Ibrahim Dosara, Zamfara commissioner for information, told AP they were awaiting more information about the incident including the number of casualties. As of now, a military aircraft has been deployed along with security forces as a manhunt for the attackers continues, he said.
Africa’s most populous country has been struggling to contain pockets of insecurity by such violent attacks especially in the troubled northern region but the latest incident is one of the deadliest in recent years.
It comes just as authorities in Nigeria claimed they were recording successes in the fight against the armed groups. The widespread banditry in Nigeria’s northwest is in addition to the Islamic extremist insurgency in the northeast that has lasted more than a decade.
Some of the bandits – whom Nigerian authorities have designated as terrorists – are now joining forces with the extremist rebels, security analysts and residents say.
The groups mostly consist of young men from the Fulani ethnic group, who had traditionally worked as nomadic cattle herders and are caught up in a decades-long conflict with Hausa farming communities over access to water and grazing land.

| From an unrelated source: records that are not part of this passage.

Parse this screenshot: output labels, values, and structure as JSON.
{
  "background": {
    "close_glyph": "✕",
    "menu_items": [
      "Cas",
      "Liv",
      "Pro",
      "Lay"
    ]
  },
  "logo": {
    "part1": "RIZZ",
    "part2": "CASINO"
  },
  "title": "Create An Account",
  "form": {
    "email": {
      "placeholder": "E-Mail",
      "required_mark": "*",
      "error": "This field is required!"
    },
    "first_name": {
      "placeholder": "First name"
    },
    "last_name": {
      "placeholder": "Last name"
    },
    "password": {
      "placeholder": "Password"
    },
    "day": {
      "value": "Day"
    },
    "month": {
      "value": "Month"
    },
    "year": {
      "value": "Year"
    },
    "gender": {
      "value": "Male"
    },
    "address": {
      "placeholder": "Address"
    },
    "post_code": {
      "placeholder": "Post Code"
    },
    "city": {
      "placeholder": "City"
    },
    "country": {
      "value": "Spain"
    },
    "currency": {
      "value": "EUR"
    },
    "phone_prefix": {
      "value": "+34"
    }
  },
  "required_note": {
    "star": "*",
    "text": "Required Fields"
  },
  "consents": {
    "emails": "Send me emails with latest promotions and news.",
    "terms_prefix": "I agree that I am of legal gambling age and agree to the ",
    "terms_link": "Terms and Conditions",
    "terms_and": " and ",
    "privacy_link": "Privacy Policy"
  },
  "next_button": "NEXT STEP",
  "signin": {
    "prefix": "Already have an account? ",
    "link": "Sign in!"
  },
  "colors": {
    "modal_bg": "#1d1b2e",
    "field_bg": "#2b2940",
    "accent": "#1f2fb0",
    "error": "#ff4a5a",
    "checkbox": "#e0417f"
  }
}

The problem remains that the Nigerian security personnel are outnumbered and outgunned by the assailants, according to Oluwole Ojewale of the Africa-focused Institute of Security Studies.
“We don’t have adequate security in Zamfara state but (in) some areas, we don’t have security at all,” said Yusuf Ibrahim in Gusau, the state capital.
Commissioner Dosara, however, blames informants for the persistent attacks. “One of the serious problems is that we have a lot of informants getting information to these people (the gunmen,” he said, a challenge which experts have said continues as a result of the extreme poverty in many affected communities.
“The moment you strategize, the moment the enemies also strategize”